Tuesday, December 19, 2006

Two Economists Debate The Dollar Situation

The Wall Street Journal gives us a nice debate between Professors Menzie Chinn and Kash Mansori about the yuan/dollar and current account situation.

[Thanks to jhu.edu/~jhumag for the image.]

Mansori's last sentence sums up the gist of the dialogue:

'The U.S. current account balance will fall, and the dollar will fall along with it. But because this situation is so novel, the questions "how?" and "when?" just don't have any easy answers.'

This statement, also by Mansori, gives a concise description of the problem:

'Never before has any country been able to run such a large current account deficit for so long. Never before has any country borrowed such a massive amount of money from the rest of the world in such a short period of time. Never before has the world changed its preference for international assets (particularly U.S. assets) so rapidly. Never before have global central banks accumulated such staggering quantities of foreign exchange reserves. Never before has our domestic financial system been so dependent on international capital for its low interest rates, and by extension, been so vulnerable to events in the foreign exchange markets. And never before has the country most at risk for a painful exchange rate adjustment -- been the owner of world's dominant reserve currency.'

The debate makes for a good read, even though they don't say much more than I already did here.

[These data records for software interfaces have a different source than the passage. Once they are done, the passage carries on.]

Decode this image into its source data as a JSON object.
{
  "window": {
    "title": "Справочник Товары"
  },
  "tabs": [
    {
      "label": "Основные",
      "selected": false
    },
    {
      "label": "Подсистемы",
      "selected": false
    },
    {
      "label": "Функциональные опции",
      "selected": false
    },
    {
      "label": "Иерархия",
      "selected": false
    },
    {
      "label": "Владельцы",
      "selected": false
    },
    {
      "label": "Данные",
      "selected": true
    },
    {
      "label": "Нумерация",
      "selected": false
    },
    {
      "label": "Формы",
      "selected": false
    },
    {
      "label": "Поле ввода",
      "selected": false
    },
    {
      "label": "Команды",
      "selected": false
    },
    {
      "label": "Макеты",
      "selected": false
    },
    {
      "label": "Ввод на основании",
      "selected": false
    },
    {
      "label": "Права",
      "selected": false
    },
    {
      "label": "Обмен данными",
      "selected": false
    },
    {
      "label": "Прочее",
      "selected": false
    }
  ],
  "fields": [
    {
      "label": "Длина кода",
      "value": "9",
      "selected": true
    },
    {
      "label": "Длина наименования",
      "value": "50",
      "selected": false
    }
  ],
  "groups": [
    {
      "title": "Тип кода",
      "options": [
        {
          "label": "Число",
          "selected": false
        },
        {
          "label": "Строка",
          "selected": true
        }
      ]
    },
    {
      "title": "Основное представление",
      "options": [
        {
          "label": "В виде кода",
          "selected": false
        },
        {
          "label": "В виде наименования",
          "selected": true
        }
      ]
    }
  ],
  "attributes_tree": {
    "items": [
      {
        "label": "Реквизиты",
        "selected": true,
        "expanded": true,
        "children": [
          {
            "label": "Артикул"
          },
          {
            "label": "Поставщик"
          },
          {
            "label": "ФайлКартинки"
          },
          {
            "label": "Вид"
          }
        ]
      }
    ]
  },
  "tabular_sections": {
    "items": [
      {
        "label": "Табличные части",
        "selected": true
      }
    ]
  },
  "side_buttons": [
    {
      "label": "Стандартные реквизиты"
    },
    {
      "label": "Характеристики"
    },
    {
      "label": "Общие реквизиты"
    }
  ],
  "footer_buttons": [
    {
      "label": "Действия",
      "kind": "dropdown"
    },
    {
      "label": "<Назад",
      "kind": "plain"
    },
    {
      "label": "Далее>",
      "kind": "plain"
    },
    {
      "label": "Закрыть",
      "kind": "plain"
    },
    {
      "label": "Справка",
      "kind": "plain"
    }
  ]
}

Nothing has changed since my post, except that the US economy is holding up pretty well considering the housing smack it's getting and the mixed signals coming out of the data. Hot-cold, hot-cold, hot-cold. The Fed keeps talking inflation pressures to keep us from assuming they will lower rates anytime soon; but they don't want to raise rates for fear of causing consumer, producer and investor confidence to drop.

We just have to be patient to see where all of this will go, don't we? T'ain't easy.

Did I ever tell you about gold as a store of value? (Rhetorical question, for those who haven't read many of my posts.) Because while the dollar dithers, gold is quietly coming into its own.

Once more for the back row:

You can take gold out of the standard, but you can't take the standard out of gold.


Post a Comment

Links to this post:

Create a Link

<< Home